Increasingly, the feeds we follow show us an endless array of people having a good time, traveling, partying it up, and more. Individually, our friends might be able to do this once a year, but when you follow a few hundred accounts, you’re virtually assured that on any given day, one of those people is doing something marvelous. This makes us feel like crap: Why can’t I keep the house clean, pick up the kids, and not feel rushed all the time? Why do they have so much free time? Why didn’t they invite me? I want to be there. Why are those people always happy? How did they get so successful? I work just as hard as they do. And so on. We are surrounded by unrealistically positive expectations, which just remind us of what we don’t have: free time, money, an obsessively healthy lifestyle, diamonds, and a soul mate.
Nothing looks the same again. We feel alone. It seems like other people are nothing but successful and we do nothing but struggle. As our misery increases, we hide our struggles more and just show others the good stuff. Only it’s not real; we’ve just become part of the crowd of people pretending there is no struggle.
Well, I hate to break it to you, but I’m human. I struggle. A lot. Here’s what you miss with the curated feeds: In the past year alone, I’ve been on my couch crying; I’ve been betrayed by a close friend; I’ve tried and failed to develop a relationship with my biological father; I’ve had days when I think it would be easier to win an Olympic gold medal than to get my kids to school without losing my patience; I’ve been so exhausted that I can barely keep my eyes open; I’ve looked at a sink full of dishes and said “not tonight”; and there is so much more. The point is, you might see the results, but you don’t see the struggle. And when you see only the best in others, without seeing the reality of others, you are nudged toward thinking less of yourself.
So if your Facebook feed is full of happy people doing things that make you feel bad about your life, either change the feed or be conscious of the fact that everyone struggles from time to time but not everyone lets you see it. Be aware of how what you’re seeing affects you. And remember that the people you allow into your life, both in person and online, are the people you will end up becoming.
Curate carefully. Choose people who add value to your life and meaning to your relationships. And stop giving a damn about what other people think.
As I wrote last year, “Velocity is a vector-dependent concept. Moving in two directions that are not 100% aligned creates drag.”
While I still said yes to too many things in 2017, I’m getting better at saying no. The best thing I did this year was to switch my default to “no” for all meetings. If I can’t say no, I schedule the meeting for the afternoon. If I have to do it in person, I make it close to my office.
What helps me say no to meetings? Some simple tests: Am I willing to have this meeting right now? Would I rearrange my calendar for this meeting?

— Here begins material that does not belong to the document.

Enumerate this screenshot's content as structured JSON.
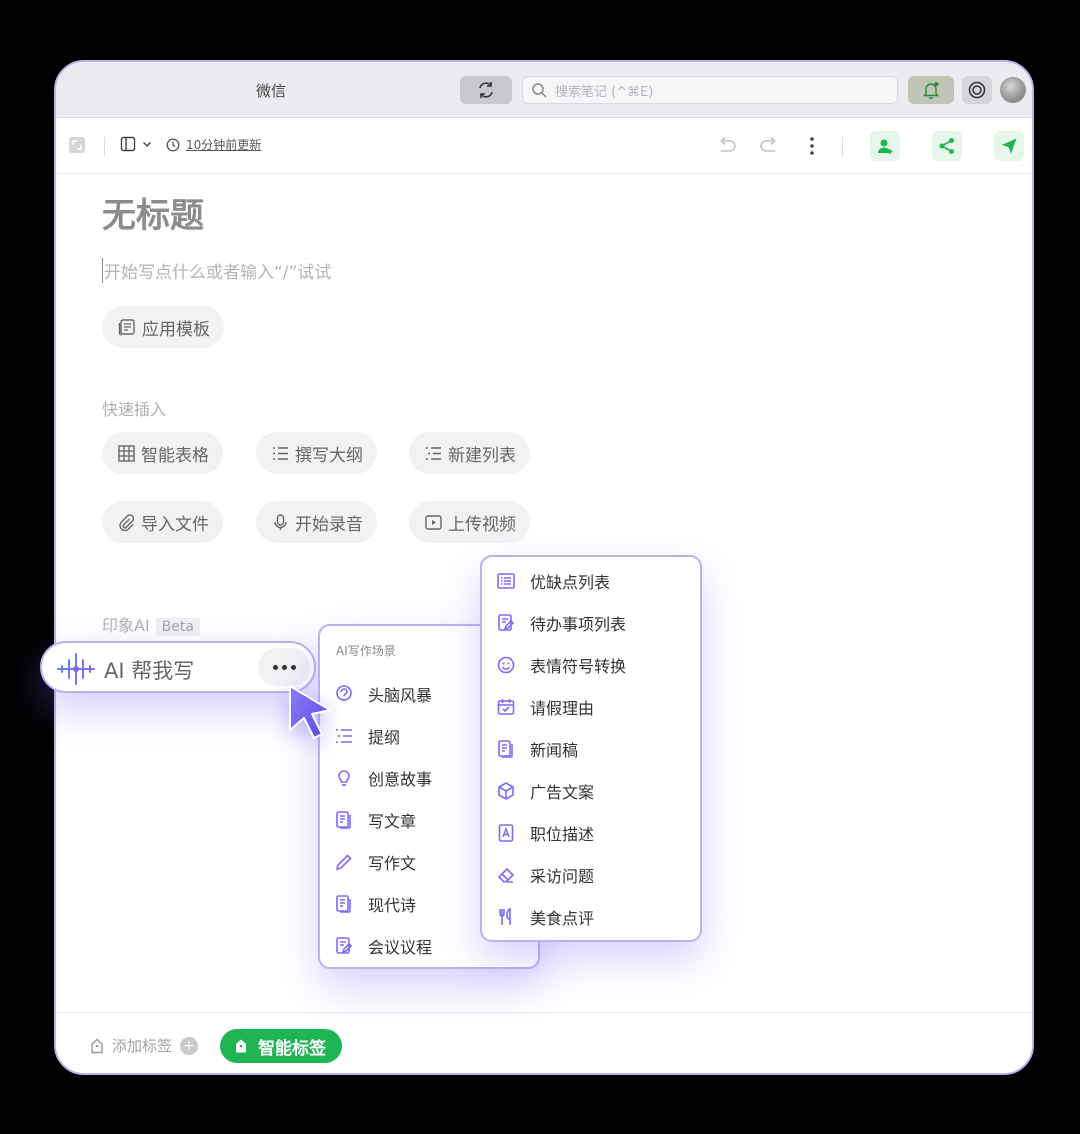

If I’m not willing to sacrifice something, even something small, for the meeting, maybe it’s not worth having.
Thank you for your continued time and trust in me and Farnam Street. I will continue to try to earn it.
(See what a difference a year makes. You can find the 2016 letter here.)